Researchers believe that modern mathematical techniques have shed new light on a centuries-old debate about Ireland's Viking age and the Battle of Clontarf.
There has been a long-running debate among historians over why the 1014 battle was fought and what forces were involved.
The widespread view is that the battle was the climax of a war between the Irish and Vikings with Irish victory, under Brian Boru's leadership, breaking Viking power in Ireland.
But revisionist historians believe it was instead a conflict between opposing Irish sides with Munster and its allies victorious over Leinster and Dublin, and Viking warriors on each side.
Researchers in England have now analysed medieval texts using what they say is a mathematical approach similar to that used to analyse connections between people on social-networking websites.
Their findings support the long-standing popular view that the Battle of Clontarf was the climax of a war mainly between the Irish and Vikings, contrary to the revisionist view that it was an Irish civil war.
The research from Coventry, Oxford and Sheffield Universities, including an Irish theoretical physicist, is published in the journal Royal Society Open Science.
Speaking on RTE's Morning Ireland, lead author Professor Ralph Kenna, a theoretical physicist at Coventry University, said: "We looked at an ancient text, which described the Viking age in Ireland and the events leading up to the Battle of Clontarf.
"In that text there are something like 300 characters and there's over 1,000 interactions between these characters.
"So we performed the mathematical analysis, the same type we use for Facebook, to see how that interaction takes place and we were especially interested in the hostility of the interactions to try to decide whether the hostility is mostly Irish versus Viking or whether it's mostly Irish versus Irish.

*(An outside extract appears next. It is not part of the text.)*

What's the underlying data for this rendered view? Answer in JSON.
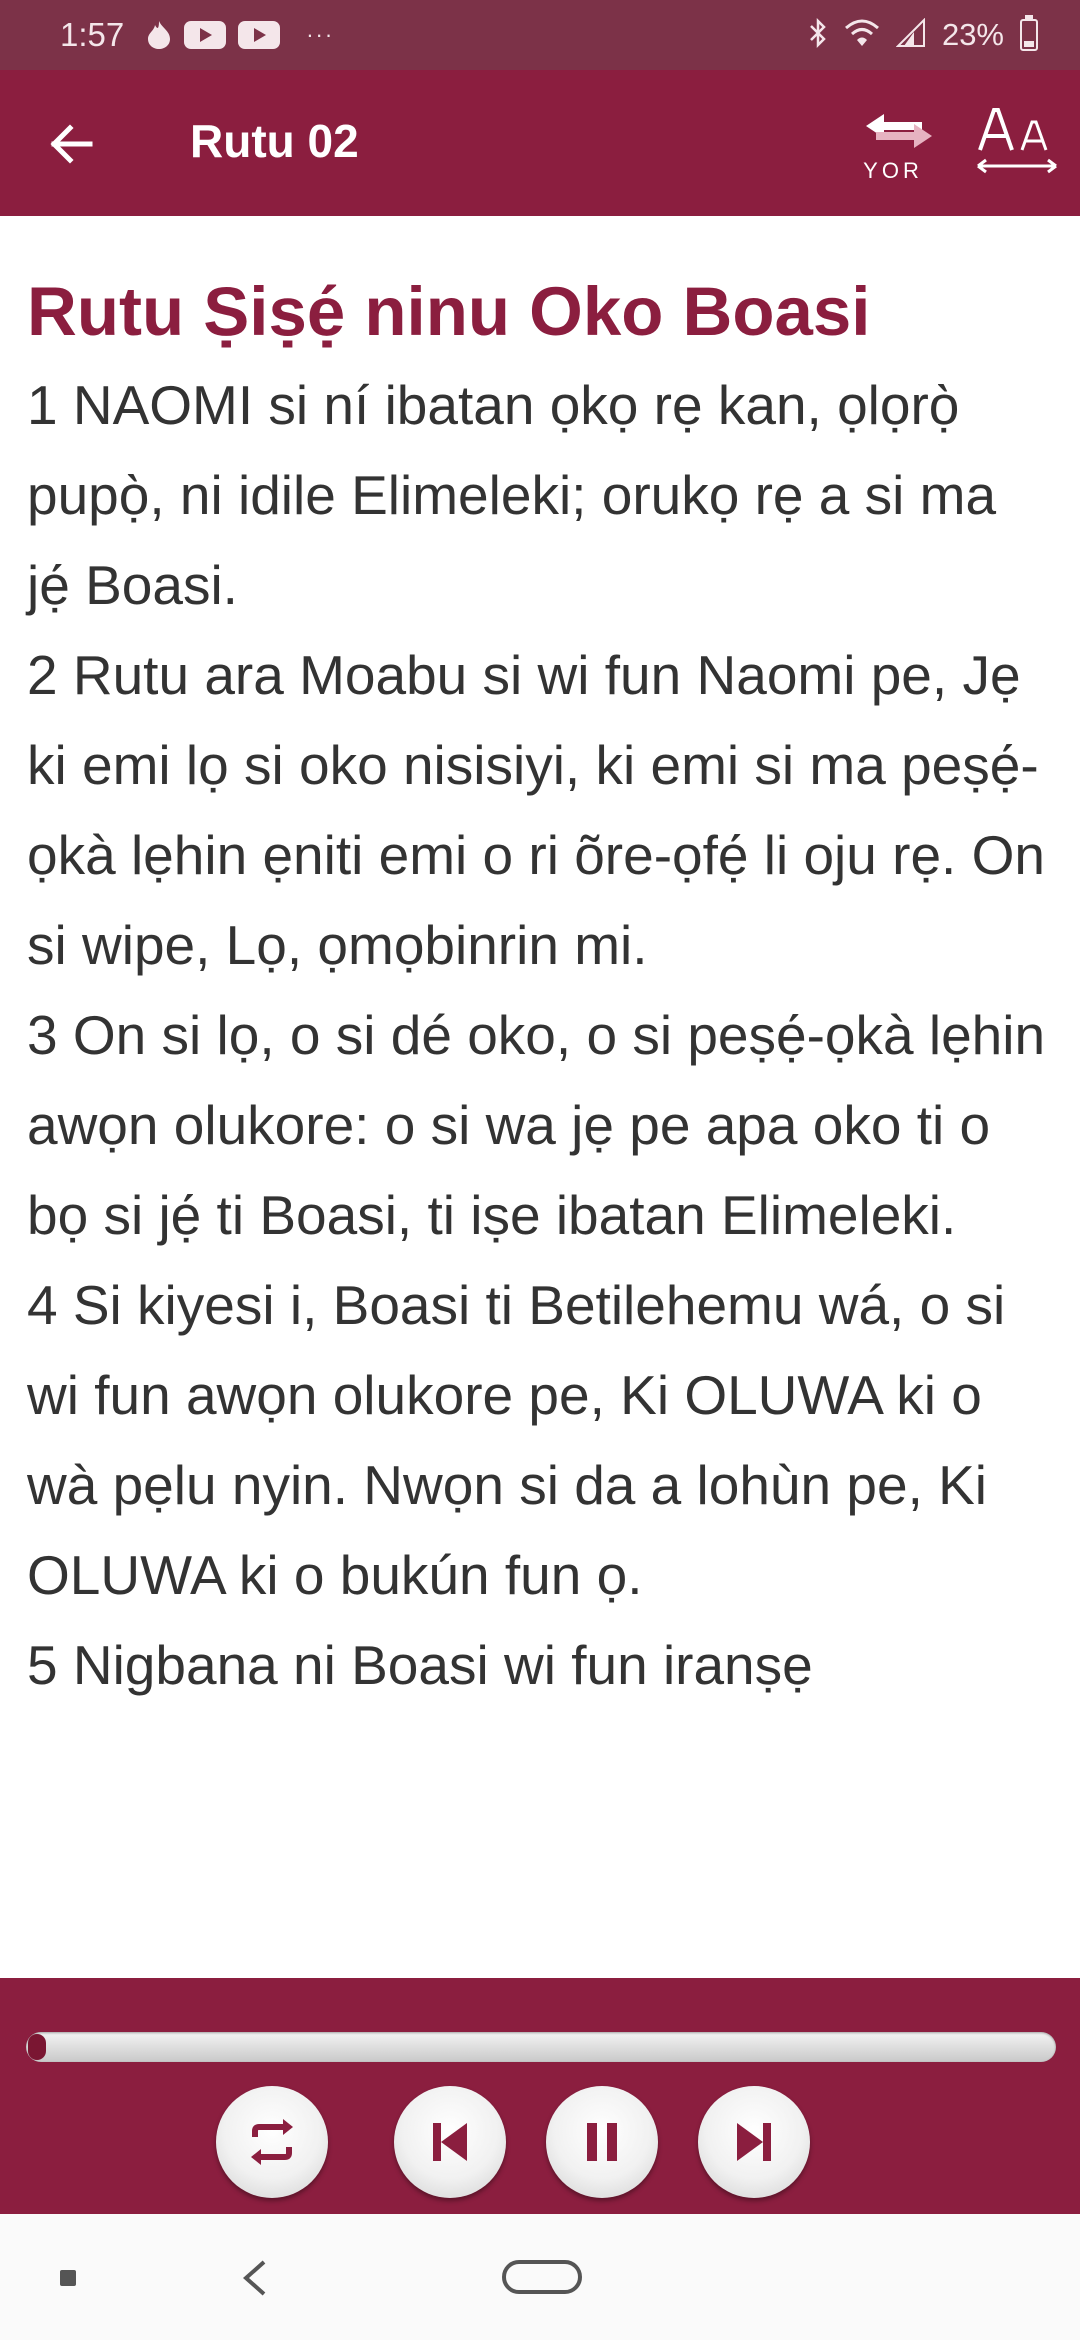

That was the aim of the work," he said.
Prof Kenna added: "The medieval composer of the text certainly did not think in terms of social networks but, in recording a cast of hundreds with well over a thousand connections between them, he imprinted them into the narrative.
"This is why the networks approach delivers unique new insights; it extracts an unintended message.
"The paper goes beyond previous works in that it generates a new quantitative element to the complexity and conflicts of a long-standing debate about the Viking age in Ireland."
Network science: How the study was carried out
Academics analysed how all the Irish and Viking characters in the text fit together in a network, monitoring whether the interactions between them were benign or hostile.
They developed a mathematical measure to quantify whether hostility in the network mainly connected Irish to Irish or Irish to Vikings.
They then calculated the difference between the measure of hostilities between each type of character (Irish and Viking) and what would have been hostile interactions in the network, indiscriminate of whether characters were Irish or Viking.
A positive value of the resulting measure would signal Irish civil war and a negative number would reflect an Irish versus Viking conflict.
The results gave an overall negative value suggesting that the text mainly describes an Irish against Viking conflict.
However, because the negative value was moderate (-0.32 on a scale from -088 to 1) they suggest the text does not describe a fully "clear-cut" Irish versus Viking conflict. Instead, the network portrays a complex picture of relationships and social networks of the time.